The whole thing is a giant clusterfruck. The only reason the Governor's race in New Jersey is close is because of the corruption, both real and perceived, in the New Jersey Democratic Party., which is directly related to what made the Sierra Club angry in the first place At the same time, the Sierra Club and other environmental groups have no business helping the election chances of an rabid anti-environmentalist like Forrester. We are left with a situation where it is very difficult to hold our own party accountable, while simultaneously the hopes of the entire progressive movement are shifted into equally unaccountable, non-partisan, single issue ghettos that have no loyalty or coordination with each other, and are forced to throw the occasional very public, anti-Democratic temper tantrum in order to maintain their non-partisan veneer. That is the pathetic state of progressivism in this country, and is exactly why we have taken giant steps backwward over the past five years. At the same time, Republicans have built massive, internal, infrastructures that guarantee radical conservatism remains ascendant within the Republican party.
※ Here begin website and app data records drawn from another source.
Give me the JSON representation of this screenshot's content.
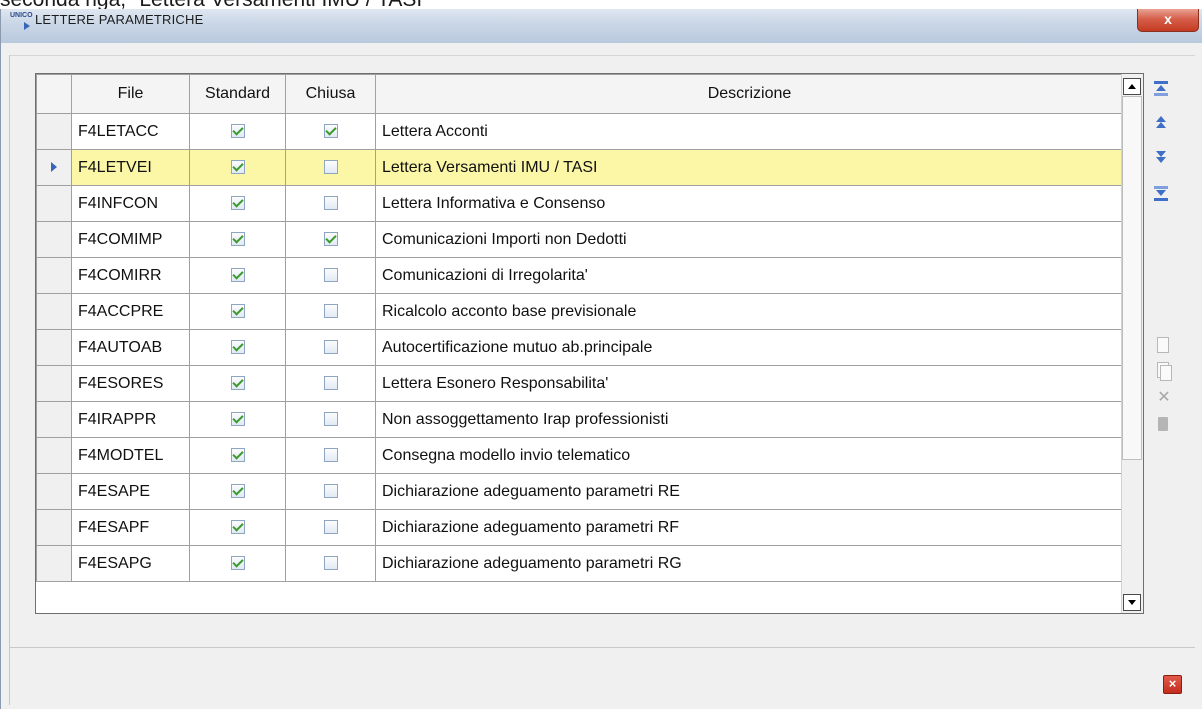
{
  "caption_text": "seconda riga, \"Lettera Versamenti IMU / TASI\"",
  "window": {
    "title": "LETTERE PARAMETRICHE",
    "app_icon_text": "UNICO",
    "close_label": "x"
  },
  "grid": {
    "columns": [
      "File",
      "Standard",
      "Chiusa",
      "Descrizione"
    ],
    "selected_row_index": 1,
    "rows": [
      {
        "file": "F4LETACC",
        "standard": true,
        "chiusa": true,
        "descrizione": "Lettera Acconti"
      },
      {
        "file": "F4LETVEI",
        "standard": true,
        "chiusa": false,
        "descrizione": "Lettera Versamenti IMU / TASI"
      },
      {
        "file": "F4INFCON",
        "standard": true,
        "chiusa": false,
        "descrizione": "Lettera Informativa e Consenso"
      },
      {
        "file": "F4COMIMP",
        "standard": true,
        "chiusa": true,
        "descrizione": "Comunicazioni Importi non Dedotti"
      },
      {
        "file": "F4COMIRR",
        "standard": true,
        "chiusa": false,
        "descrizione": "Comunicazioni di Irregolarita'"
      },
      {
        "file": "F4ACCPRE",
        "standard": true,
        "chiusa": false,
        "descrizione": "Ricalcolo acconto base previsionale"
      },
      {
        "file": "F4AUTOAB",
        "standard": true,
        "chiusa": false,
        "descrizione": "Autocertificazione mutuo ab.principale"
      },
      {
        "file": "F4ESORES",
        "standard": true,
        "chiusa": false,
        "descrizione": "Lettera Esonero Responsabilita'"
      },
      {
        "file": "F4IRAPPR",
        "standard": true,
        "chiusa": false,
        "descrizione": "Non assoggettamento Irap professionisti"
      },
      {
        "file": "F4MODTEL",
        "standard": true,
        "chiusa": false,
        "descrizione": "Consegna modello invio telematico"
      },
      {
        "file": "F4ESAPE",
        "standard": true,
        "chiusa": false,
        "descrizione": "Dichiarazione adeguamento parametri RE"
      },
      {
        "file": "F4ESAPF",
        "standard": true,
        "chiusa": false,
        "descrizione": "Dichiarazione adeguamento parametri RF"
      },
      {
        "file": "F4ESAPG",
        "standard": true,
        "chiusa": false,
        "descrizione": "Dichiarazione adeguamento parametri RG"
      }
    ]
  },
  "side_toolbar": {
    "nav_icons": [
      "first-record-icon",
      "previous-record-icon",
      "next-record-icon",
      "last-record-icon"
    ],
    "action_icons": [
      "new-document-icon",
      "copy-document-icon",
      "delete-icon",
      "clipboard-icon"
    ]
  },
  "footer": {
    "exit_label": "×"
  },
  "colors": {
    "selected_row": "#fcf7a7",
    "check_green": "#3b9a2c",
    "nav_blue": "#3f6fc6",
    "close_red": "#c43a22"
  }
}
This is why Democrats lose elections. While conservatives have built a massive, national movement, there is no progressive movement to speak of. There are no institutions where these single issue groups can work with one another. There is no mechanism through which we can help build discipline within those organizations. Even with the ongoing silent revolution, many Democratic parties remain entirely unaccountable to their members and profoundly unreformed.
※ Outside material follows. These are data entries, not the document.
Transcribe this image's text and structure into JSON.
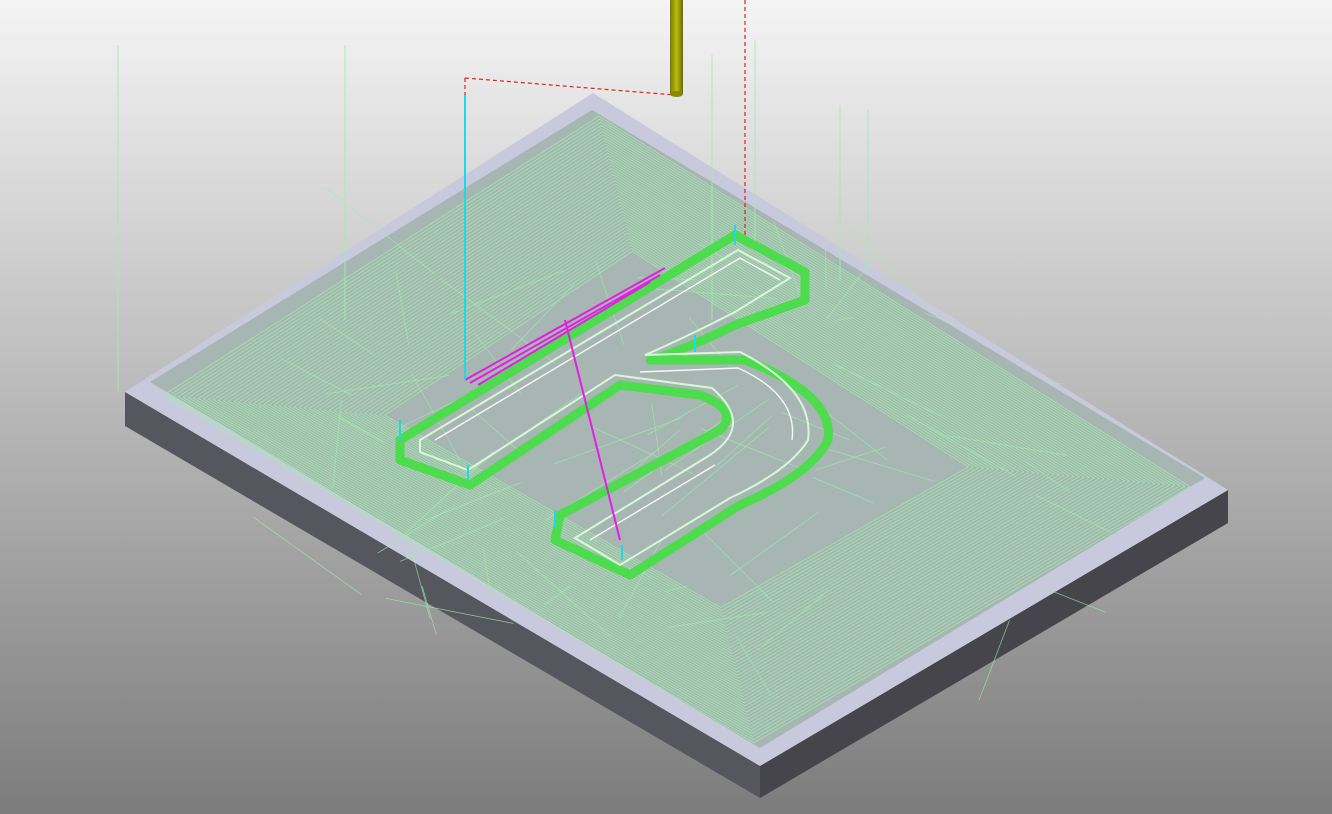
{
  "viewport": {
    "colors": {
      "background_top": "#f4f4f4",
      "background_bottom": "#7c7c7c",
      "stock_top": "#c9c9dd",
      "stock_side": "#56565e",
      "stock_front": "#45454b",
      "toolpath": "#9cf0a8",
      "profile": "#4ddc4d",
      "tool": "#a6a600",
      "rapid_move": "#e02020",
      "lead_move": "#e020e0",
      "plunge_move": "#20d8e8"
    }
  }
}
I can rant and rave about this crap all I like, but the fact is that nothing is going to change unless there is an institution through which it becomes possible to hold elected Democrats in line, hold progressive interest groups in line, and provide a location through which they can hammer out broader agreements, nothing is going to change. The fact of the matter is that as progressives, our existing means of achieving our hopes and dreams in this country are completely broken, and it is everyone's fault. Jon Corzine is one of the bright shining stars of a possible progressive future. He is one of very few possible progressive Presidents, but he must win this race to do so. Everyone keeps thinking that it isn't close and Corzine will blow Forrester out, but there is no way you can take a deeper look into this campaign and come away still believing that. Not only is Corzine's ten point lead illusory because he has a much higher name ID, but in New Jersey you could not have a better example of just how completely screwed up the progressive movement actually is. There is no way we should lose this election, but because there is not progressive movement in this country, there is a very good chance that we will.
We are in a lot of trouble.